In the title role, Katrina Karnéus displayed an obviously terrific voice, but we couldn’t shake the feeling that we would enjoy listening to her much more in a different opera — her penetrating timbre and very, very fast vibrato would serve more emotionally intense repertory perfectly, but became exhausting in Xerxes’ long arias, in which sheer beauty of tone is paramount.
As Arsamenes, Lawrence Zazzo managed to get over his purported anxieties about singing in English, and gave an impressive performance, with some satisfying chesty singing now and then. Zazzo has been quickening some pulses recently, but, in his flowing shoulder-length wig, he kind of looked like a muppet to us.
Other good performances came from Janis Kelly, a soprano with a rich high register, and Graeme Denby, a bass who gets the evening’s biggest laughs. But, despite all the good singing on stage, nothing really amazed us with its power or beauty of virtuosity. The ornamentation and improvisations were safe and tame. The tempos were all ‘just right.’
Don’t get us wrong: we love Handel opera. Some of the most exciting theatrical moments we’ve ever experienced have happened during Handel opera. But Saturday night, particularly during the longeurs of act 2, we were glancing at our watch. Luckily, whenever that happened, we could be reasonably sure that some gorgeous piece of set dressing was about to be wheeled onto the stage.

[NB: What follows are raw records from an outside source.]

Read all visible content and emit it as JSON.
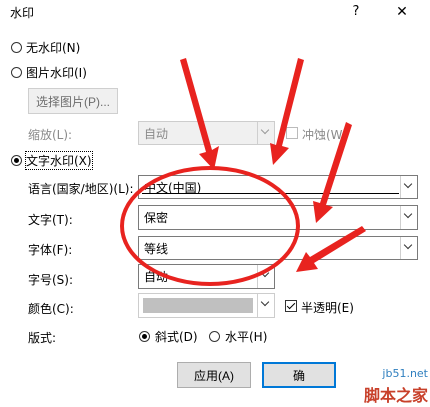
{
  "window": {
    "title": "水印",
    "help_icon": "?",
    "close_icon": "✕"
  },
  "options": {
    "none": {
      "label": "无水印(N)"
    },
    "picture": {
      "label": "图片水印(I)",
      "select_button": "选择图片(P)...",
      "scale_label": "缩放(L):",
      "scale_value": "自动",
      "washout_label": "冲蚀(W)"
    },
    "text": {
      "label": "文字水印(X)",
      "language_label": "语言(国家/地区)(L):",
      "language_value": "中文(中国)",
      "text_label": "文字(T):",
      "text_value": "保密",
      "font_label": "字体(F):",
      "font_value": "等线",
      "size_label": "字号(S):",
      "size_value": "自动",
      "color_label": "颜色(C):",
      "color_value": "#c0c0c0",
      "semitransparent_label": "半透明(E)",
      "layout_label": "版式:",
      "diagonal_label": "斜式(D)",
      "horizontal_label": "水平(H)"
    }
  },
  "footer": {
    "apply_button": "应用(A)",
    "ok_button": "确"
  },
  "watermark": {
    "line1": "jb51.net",
    "line2": "脚本之家"
  },
  "annotations": {
    "color": "#e8231f"
  }
}
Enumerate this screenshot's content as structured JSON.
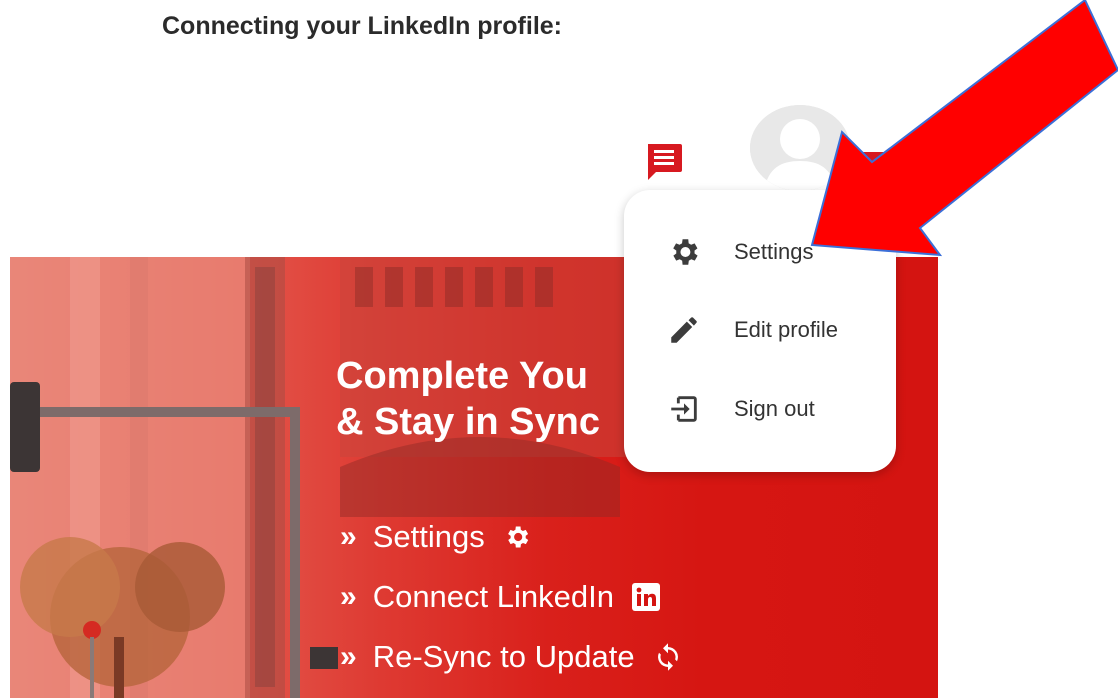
{
  "heading": "Connecting your LinkedIn profile:",
  "header": {
    "chat_icon": "chat-bubble-icon",
    "avatar_icon": "user-avatar-icon",
    "dropdown_icon": "caret-down-icon"
  },
  "menu": {
    "items": [
      {
        "label": "Settings",
        "icon": "gear-icon"
      },
      {
        "label": "Edit profile",
        "icon": "pencil-icon"
      },
      {
        "label": "Sign out",
        "icon": "sign-out-icon"
      }
    ]
  },
  "banner": {
    "title_line1": "Complete You",
    "title_line2": "& Stay in Sync",
    "steps": [
      {
        "chevron": "»",
        "label": "Settings",
        "icon": "gear-icon"
      },
      {
        "chevron": "»",
        "label": "Connect LinkedIn",
        "icon": "linkedin-icon"
      },
      {
        "chevron": "»",
        "label": "Re-Sync to Update",
        "icon": "sync-icon"
      }
    ]
  },
  "colors": {
    "brand_red": "#d71920",
    "arrow_red": "#ff0000",
    "arrow_outline": "#3b6fd8",
    "text_dark": "#2b2b2b"
  }
}
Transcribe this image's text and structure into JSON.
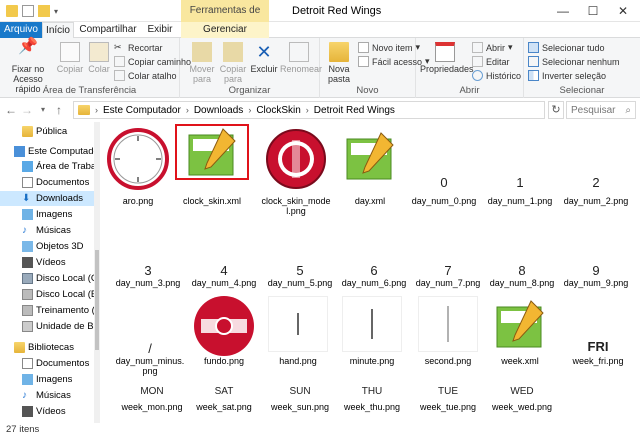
{
  "window": {
    "title": "Detroit Red Wings",
    "context_header": "Ferramentas de Imagem",
    "controls": [
      "—",
      "☐",
      "✕"
    ]
  },
  "tabs": [
    {
      "label": "Arquivo"
    },
    {
      "label": "Início"
    },
    {
      "label": "Compartilhar"
    },
    {
      "label": "Exibir"
    },
    {
      "label": "Gerenciar"
    }
  ],
  "ribbon": {
    "groups": {
      "clipboard": "Área de Transferência",
      "organize": "Organizar",
      "new": "Novo",
      "open": "Abrir",
      "select": "Selecionar"
    },
    "pin": "Fixar no Acesso rápido",
    "copy": "Copiar",
    "paste": "Colar",
    "cut": "Recortar",
    "copy_path": "Copiar caminho",
    "paste_shortcut": "Colar atalho",
    "move_to": "Mover para",
    "copy_to": "Copiar para",
    "delete": "Excluir",
    "rename": "Renomear",
    "new_folder": "Nova pasta",
    "new_item": "Novo item",
    "easy_access": "Fácil acesso",
    "properties": "Propriedades",
    "open": "Abrir",
    "edit": "Editar",
    "history": "Histórico",
    "select_all": "Selecionar tudo",
    "select_none": "Selecionar nenhum",
    "invert_selection": "Inverter seleção"
  },
  "address": {
    "crumbs": [
      "Este Computador",
      "Downloads",
      "ClockSkin",
      "Detroit Red Wings"
    ],
    "search_placeholder": "Pesquisar ..."
  },
  "nav": {
    "items": [
      {
        "label": "Pública"
      },
      {
        "label": "Este Computador"
      },
      {
        "label": "Área de Trabalho"
      },
      {
        "label": "Documentos"
      },
      {
        "label": "Downloads"
      },
      {
        "label": "Imagens"
      },
      {
        "label": "Músicas"
      },
      {
        "label": "Objetos 3D"
      },
      {
        "label": "Vídeos"
      },
      {
        "label": "Disco Local (C:)"
      },
      {
        "label": "Disco Local (E:)"
      },
      {
        "label": "Treinamento (F:)"
      },
      {
        "label": "Unidade de BD-R"
      },
      {
        "label": "Bibliotecas"
      },
      {
        "label": "Documentos"
      },
      {
        "label": "Imagens"
      },
      {
        "label": "Músicas"
      },
      {
        "label": "Vídeos"
      }
    ]
  },
  "files": [
    {
      "name": "aro.png",
      "glyph": ""
    },
    {
      "name": "clock_skin.xml",
      "glyph": ""
    },
    {
      "name": "clock_skin_model.png",
      "glyph": ""
    },
    {
      "name": "day.xml",
      "glyph": ""
    },
    {
      "name": "day_num_0.png",
      "glyph": "0"
    },
    {
      "name": "day_num_1.png",
      "glyph": "1"
    },
    {
      "name": "day_num_2.png",
      "glyph": "2"
    },
    {
      "name": "day_num_3.png",
      "glyph": "3"
    },
    {
      "name": "day_num_4.png",
      "glyph": "4"
    },
    {
      "name": "day_num_5.png",
      "glyph": "5"
    },
    {
      "name": "day_num_6.png",
      "glyph": "6"
    },
    {
      "name": "day_num_7.png",
      "glyph": "7"
    },
    {
      "name": "day_num_8.png",
      "glyph": "8"
    },
    {
      "name": "day_num_9.png",
      "glyph": "9"
    },
    {
      "name": "day_num_minus.png",
      "glyph": "/"
    },
    {
      "name": "fundo.png",
      "glyph": ""
    },
    {
      "name": "hand.png",
      "glyph": ""
    },
    {
      "name": "minute.png",
      "glyph": ""
    },
    {
      "name": "second.png",
      "glyph": ""
    },
    {
      "name": "week.xml",
      "glyph": ""
    },
    {
      "name": "week_fri.png",
      "glyph": "FRI"
    },
    {
      "name": "week_mon.png",
      "glyph": "MON"
    },
    {
      "name": "week_sat.png",
      "glyph": "SAT"
    },
    {
      "name": "week_sun.png",
      "glyph": "SUN"
    },
    {
      "name": "week_thu.png",
      "glyph": "THU"
    },
    {
      "name": "week_tue.png",
      "glyph": "TUE"
    },
    {
      "name": "week_wed.png",
      "glyph": "WED"
    }
  ],
  "status": {
    "count": "27 itens"
  },
  "colors": {
    "file_tab": "#1979ca",
    "selection": "#cce8ff",
    "context_tab": "#f9e79f",
    "highlight_border": "#e0131a"
  }
}
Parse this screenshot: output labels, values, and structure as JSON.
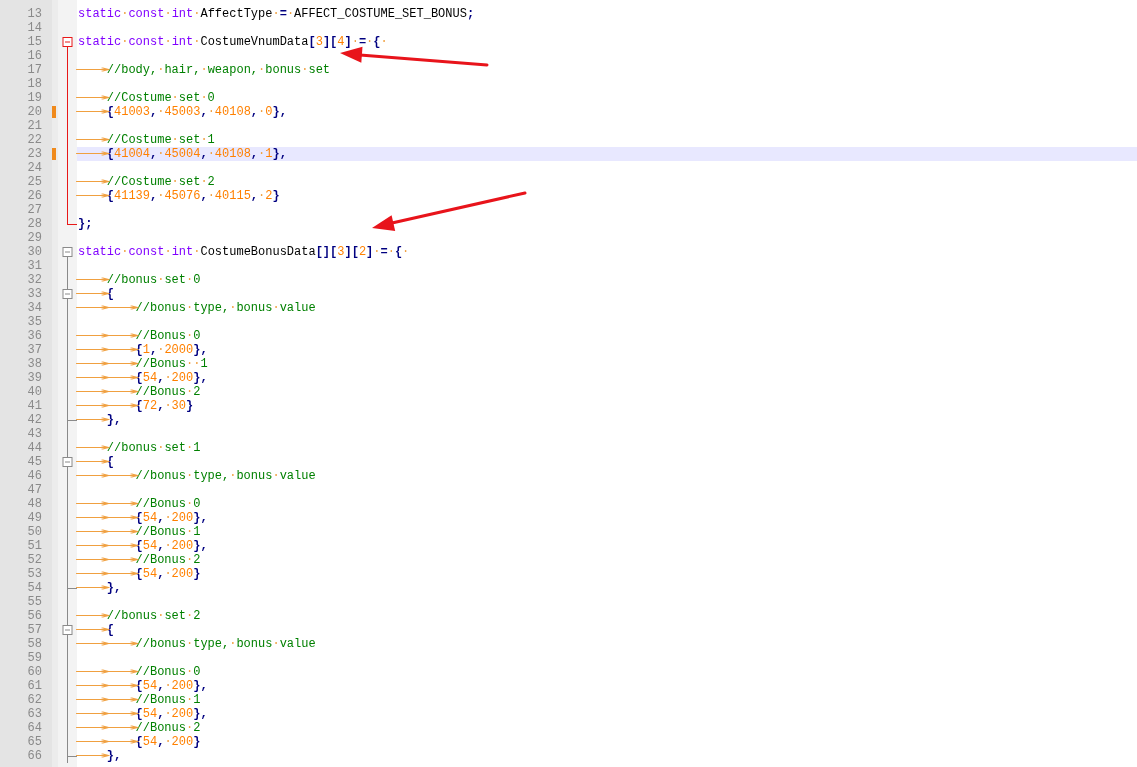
{
  "editor": {
    "lines": [
      {
        "no": "13",
        "changed": false,
        "current": false,
        "tokens": [
          {
            "kind": "kw",
            "text": "static·const·int·"
          },
          {
            "kind": "id",
            "text": "AffectType·"
          },
          {
            "kind": "op",
            "text": "=·"
          },
          {
            "kind": "id",
            "text": "AFFECT_COSTUME_SET_BONUS"
          },
          {
            "kind": "op",
            "text": ";"
          }
        ]
      },
      {
        "no": "14",
        "changed": false,
        "current": false
      },
      {
        "no": "15",
        "changed": false,
        "current": false,
        "fold": {
          "kind": "head",
          "active": true
        },
        "tokens": [
          {
            "kind": "kw",
            "text": "static·const·int·"
          },
          {
            "kind": "id",
            "text": "CostumeVnumData"
          },
          {
            "kind": "op",
            "text": "["
          },
          {
            "kind": "num",
            "text": "3"
          },
          {
            "kind": "op",
            "text": "]["
          },
          {
            "kind": "num",
            "text": "4"
          },
          {
            "kind": "op",
            "text": "]·=·{·"
          }
        ]
      },
      {
        "no": "16",
        "changed": false,
        "current": false,
        "fold": {
          "kind": "line",
          "active": true
        }
      },
      {
        "no": "17",
        "changed": false,
        "current": false,
        "fold": {
          "kind": "line",
          "active": true
        },
        "tokens": [
          {
            "kind": "cm",
            "text": "⟶//body,·hair,·weapon,·bonus·set"
          }
        ]
      },
      {
        "no": "18",
        "changed": false,
        "current": false,
        "fold": {
          "kind": "line",
          "active": true
        }
      },
      {
        "no": "19",
        "changed": false,
        "current": false,
        "fold": {
          "kind": "line",
          "active": true
        },
        "tokens": [
          {
            "kind": "cm",
            "text": "⟶//Costume·set·0"
          }
        ]
      },
      {
        "no": "20",
        "changed": true,
        "current": false,
        "fold": {
          "kind": "line",
          "active": true
        },
        "tokens": [
          {
            "kind": "op",
            "text": "⟶{"
          },
          {
            "kind": "num",
            "text": "41003"
          },
          {
            "kind": "op",
            "text": ",·"
          },
          {
            "kind": "num",
            "text": "45003"
          },
          {
            "kind": "op",
            "text": ",·"
          },
          {
            "kind": "num",
            "text": "40108"
          },
          {
            "kind": "op",
            "text": ",·"
          },
          {
            "kind": "num",
            "text": "0"
          },
          {
            "kind": "op",
            "text": "},"
          }
        ]
      },
      {
        "no": "21",
        "changed": false,
        "current": false,
        "fold": {
          "kind": "line",
          "active": true
        }
      },
      {
        "no": "22",
        "changed": false,
        "current": false,
        "fold": {
          "kind": "line",
          "active": true
        },
        "tokens": [
          {
            "kind": "cm",
            "text": "⟶//Costume·set·1"
          }
        ]
      },
      {
        "no": "23",
        "changed": true,
        "current": true,
        "fold": {
          "kind": "line",
          "active": true
        },
        "tokens": [
          {
            "kind": "op",
            "text": "⟶{"
          },
          {
            "kind": "num",
            "text": "41004"
          },
          {
            "kind": "op",
            "text": ",·"
          },
          {
            "kind": "num",
            "text": "45004"
          },
          {
            "kind": "op",
            "text": ",·"
          },
          {
            "kind": "num",
            "text": "40108"
          },
          {
            "kind": "op",
            "text": ",·"
          },
          {
            "kind": "num",
            "text": "1"
          },
          {
            "kind": "op",
            "text": "},"
          }
        ]
      },
      {
        "no": "24",
        "changed": false,
        "current": false,
        "fold": {
          "kind": "line",
          "active": true
        }
      },
      {
        "no": "25",
        "changed": false,
        "current": false,
        "fold": {
          "kind": "line",
          "active": true
        },
        "tokens": [
          {
            "kind": "cm",
            "text": "⟶//Costume·set·2"
          }
        ]
      },
      {
        "no": "26",
        "changed": false,
        "current": false,
        "fold": {
          "kind": "line",
          "active": true
        },
        "tokens": [
          {
            "kind": "op",
            "text": "⟶{"
          },
          {
            "kind": "num",
            "text": "41139"
          },
          {
            "kind": "op",
            "text": ",·"
          },
          {
            "kind": "num",
            "text": "45076"
          },
          {
            "kind": "op",
            "text": ",·"
          },
          {
            "kind": "num",
            "text": "40115"
          },
          {
            "kind": "op",
            "text": ",·"
          },
          {
            "kind": "num",
            "text": "2"
          },
          {
            "kind": "op",
            "text": "}"
          }
        ]
      },
      {
        "no": "27",
        "changed": false,
        "current": false,
        "fold": {
          "kind": "line",
          "active": true
        }
      },
      {
        "no": "28",
        "changed": false,
        "current": false,
        "fold": {
          "kind": "end",
          "active": true
        },
        "tokens": [
          {
            "kind": "op",
            "text": "};"
          }
        ]
      },
      {
        "no": "29",
        "changed": false,
        "current": false
      },
      {
        "no": "30",
        "changed": false,
        "current": false,
        "fold": {
          "kind": "head",
          "active": false
        },
        "tokens": [
          {
            "kind": "kw",
            "text": "static·const·int·"
          },
          {
            "kind": "id",
            "text": "CostumeBonusData"
          },
          {
            "kind": "op",
            "text": "[]["
          },
          {
            "kind": "num",
            "text": "3"
          },
          {
            "kind": "op",
            "text": "]["
          },
          {
            "kind": "num",
            "text": "2"
          },
          {
            "kind": "op",
            "text": "]·=·{·"
          }
        ]
      },
      {
        "no": "31",
        "changed": false,
        "current": false,
        "fold": {
          "kind": "line",
          "active": false
        }
      },
      {
        "no": "32",
        "changed": false,
        "current": false,
        "fold": {
          "kind": "line",
          "active": false
        },
        "tokens": [
          {
            "kind": "cm",
            "text": "⟶//bonus·set·0"
          }
        ]
      },
      {
        "no": "33",
        "changed": false,
        "current": false,
        "fold": {
          "kind": "inner-head",
          "active": false
        },
        "tokens": [
          {
            "kind": "op",
            "text": "⟶{"
          }
        ]
      },
      {
        "no": "34",
        "changed": false,
        "current": false,
        "fold": {
          "kind": "line",
          "active": false
        },
        "tokens": [
          {
            "kind": "cm",
            "text": "⟶⟶//bonus·type,·bonus·value"
          }
        ]
      },
      {
        "no": "35",
        "changed": false,
        "current": false,
        "fold": {
          "kind": "line",
          "active": false
        }
      },
      {
        "no": "36",
        "changed": false,
        "current": false,
        "fold": {
          "kind": "line",
          "active": false
        },
        "tokens": [
          {
            "kind": "cm",
            "text": "⟶⟶//Bonus·0"
          }
        ]
      },
      {
        "no": "37",
        "changed": false,
        "current": false,
        "fold": {
          "kind": "line",
          "active": false
        },
        "tokens": [
          {
            "kind": "op",
            "text": "⟶⟶{"
          },
          {
            "kind": "num",
            "text": "1"
          },
          {
            "kind": "op",
            "text": ",·"
          },
          {
            "kind": "num",
            "text": "2000"
          },
          {
            "kind": "op",
            "text": "},"
          }
        ]
      },
      {
        "no": "38",
        "changed": false,
        "current": false,
        "fold": {
          "kind": "line",
          "active": false
        },
        "tokens": [
          {
            "kind": "cm",
            "text": "⟶⟶//Bonus··1"
          }
        ]
      },
      {
        "no": "39",
        "changed": false,
        "current": false,
        "fold": {
          "kind": "line",
          "active": false
        },
        "tokens": [
          {
            "kind": "op",
            "text": "⟶⟶{"
          },
          {
            "kind": "num",
            "text": "54"
          },
          {
            "kind": "op",
            "text": ",·"
          },
          {
            "kind": "num",
            "text": "200"
          },
          {
            "kind": "op",
            "text": "},"
          }
        ]
      },
      {
        "no": "40",
        "changed": false,
        "current": false,
        "fold": {
          "kind": "line",
          "active": false
        },
        "tokens": [
          {
            "kind": "cm",
            "text": "⟶⟶//Bonus·2"
          }
        ]
      },
      {
        "no": "41",
        "changed": false,
        "current": false,
        "fold": {
          "kind": "line",
          "active": false
        },
        "tokens": [
          {
            "kind": "op",
            "text": "⟶⟶{"
          },
          {
            "kind": "num",
            "text": "72"
          },
          {
            "kind": "op",
            "text": ",·"
          },
          {
            "kind": "num",
            "text": "30"
          },
          {
            "kind": "op",
            "text": "}"
          }
        ]
      },
      {
        "no": "42",
        "changed": false,
        "current": false,
        "fold": {
          "kind": "branch",
          "active": false
        },
        "tokens": [
          {
            "kind": "op",
            "text": "⟶},"
          }
        ]
      },
      {
        "no": "43",
        "changed": false,
        "current": false,
        "fold": {
          "kind": "line",
          "active": false
        }
      },
      {
        "no": "44",
        "changed": false,
        "current": false,
        "fold": {
          "kind": "line",
          "active": false
        },
        "tokens": [
          {
            "kind": "cm",
            "text": "⟶//bonus·set·1"
          }
        ]
      },
      {
        "no": "45",
        "changed": false,
        "current": false,
        "fold": {
          "kind": "inner-head",
          "active": false
        },
        "tokens": [
          {
            "kind": "op",
            "text": "⟶{"
          }
        ]
      },
      {
        "no": "46",
        "changed": false,
        "current": false,
        "fold": {
          "kind": "line",
          "active": false
        },
        "tokens": [
          {
            "kind": "cm",
            "text": "⟶⟶//bonus·type,·bonus·value"
          }
        ]
      },
      {
        "no": "47",
        "changed": false,
        "current": false,
        "fold": {
          "kind": "line",
          "active": false
        }
      },
      {
        "no": "48",
        "changed": false,
        "current": false,
        "fold": {
          "kind": "line",
          "active": false
        },
        "tokens": [
          {
            "kind": "cm",
            "text": "⟶⟶//Bonus·0"
          }
        ]
      },
      {
        "no": "49",
        "changed": false,
        "current": false,
        "fold": {
          "kind": "line",
          "active": false
        },
        "tokens": [
          {
            "kind": "op",
            "text": "⟶⟶{"
          },
          {
            "kind": "num",
            "text": "54"
          },
          {
            "kind": "op",
            "text": ",·"
          },
          {
            "kind": "num",
            "text": "200"
          },
          {
            "kind": "op",
            "text": "},"
          }
        ]
      },
      {
        "no": "50",
        "changed": false,
        "current": false,
        "fold": {
          "kind": "line",
          "active": false
        },
        "tokens": [
          {
            "kind": "cm",
            "text": "⟶⟶//Bonus·1"
          }
        ]
      },
      {
        "no": "51",
        "changed": false,
        "current": false,
        "fold": {
          "kind": "line",
          "active": false
        },
        "tokens": [
          {
            "kind": "op",
            "text": "⟶⟶{"
          },
          {
            "kind": "num",
            "text": "54"
          },
          {
            "kind": "op",
            "text": ",·"
          },
          {
            "kind": "num",
            "text": "200"
          },
          {
            "kind": "op",
            "text": "},"
          }
        ]
      },
      {
        "no": "52",
        "changed": false,
        "current": false,
        "fold": {
          "kind": "line",
          "active": false
        },
        "tokens": [
          {
            "kind": "cm",
            "text": "⟶⟶//Bonus·2"
          }
        ]
      },
      {
        "no": "53",
        "changed": false,
        "current": false,
        "fold": {
          "kind": "line",
          "active": false
        },
        "tokens": [
          {
            "kind": "op",
            "text": "⟶⟶{"
          },
          {
            "kind": "num",
            "text": "54"
          },
          {
            "kind": "op",
            "text": ",·"
          },
          {
            "kind": "num",
            "text": "200"
          },
          {
            "kind": "op",
            "text": "}"
          }
        ]
      },
      {
        "no": "54",
        "changed": false,
        "current": false,
        "fold": {
          "kind": "branch",
          "active": false
        },
        "tokens": [
          {
            "kind": "op",
            "text": "⟶},"
          }
        ]
      },
      {
        "no": "55",
        "changed": false,
        "current": false,
        "fold": {
          "kind": "line",
          "active": false
        }
      },
      {
        "no": "56",
        "changed": false,
        "current": false,
        "fold": {
          "kind": "line",
          "active": false
        },
        "tokens": [
          {
            "kind": "cm",
            "text": "⟶//bonus·set·2"
          }
        ]
      },
      {
        "no": "57",
        "changed": false,
        "current": false,
        "fold": {
          "kind": "inner-head",
          "active": false
        },
        "tokens": [
          {
            "kind": "op",
            "text": "⟶{"
          }
        ]
      },
      {
        "no": "58",
        "changed": false,
        "current": false,
        "fold": {
          "kind": "line",
          "active": false
        },
        "tokens": [
          {
            "kind": "cm",
            "text": "⟶⟶//bonus·type,·bonus·value"
          }
        ]
      },
      {
        "no": "59",
        "changed": false,
        "current": false,
        "fold": {
          "kind": "line",
          "active": false
        }
      },
      {
        "no": "60",
        "changed": false,
        "current": false,
        "fold": {
          "kind": "line",
          "active": false
        },
        "tokens": [
          {
            "kind": "cm",
            "text": "⟶⟶//Bonus·0"
          }
        ]
      },
      {
        "no": "61",
        "changed": false,
        "current": false,
        "fold": {
          "kind": "line",
          "active": false
        },
        "tokens": [
          {
            "kind": "op",
            "text": "⟶⟶{"
          },
          {
            "kind": "num",
            "text": "54"
          },
          {
            "kind": "op",
            "text": ",·"
          },
          {
            "kind": "num",
            "text": "200"
          },
          {
            "kind": "op",
            "text": "},"
          }
        ]
      },
      {
        "no": "62",
        "changed": false,
        "current": false,
        "fold": {
          "kind": "line",
          "active": false
        },
        "tokens": [
          {
            "kind": "cm",
            "text": "⟶⟶//Bonus·1"
          }
        ]
      },
      {
        "no": "63",
        "changed": false,
        "current": false,
        "fold": {
          "kind": "line",
          "active": false
        },
        "tokens": [
          {
            "kind": "op",
            "text": "⟶⟶{"
          },
          {
            "kind": "num",
            "text": "54"
          },
          {
            "kind": "op",
            "text": ",·"
          },
          {
            "kind": "num",
            "text": "200"
          },
          {
            "kind": "op",
            "text": "},"
          }
        ]
      },
      {
        "no": "64",
        "changed": false,
        "current": false,
        "fold": {
          "kind": "line",
          "active": false
        },
        "tokens": [
          {
            "kind": "cm",
            "text": "⟶⟶//Bonus·2"
          }
        ]
      },
      {
        "no": "65",
        "changed": false,
        "current": false,
        "fold": {
          "kind": "line",
          "active": false
        },
        "tokens": [
          {
            "kind": "op",
            "text": "⟶⟶{"
          },
          {
            "kind": "num",
            "text": "54"
          },
          {
            "kind": "op",
            "text": ",·"
          },
          {
            "kind": "num",
            "text": "200"
          },
          {
            "kind": "op",
            "text": "}"
          }
        ]
      },
      {
        "no": "66",
        "changed": false,
        "current": false,
        "fold": {
          "kind": "branch",
          "active": false
        },
        "tokens": [
          {
            "kind": "op",
            "text": "⟶},"
          }
        ]
      }
    ]
  }
}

Xerxes has five more performances between now and December 15. In the last two performance, Zazzo is replaced by the more famous and more mature countertenor Robin Blaze. Order tickets online here.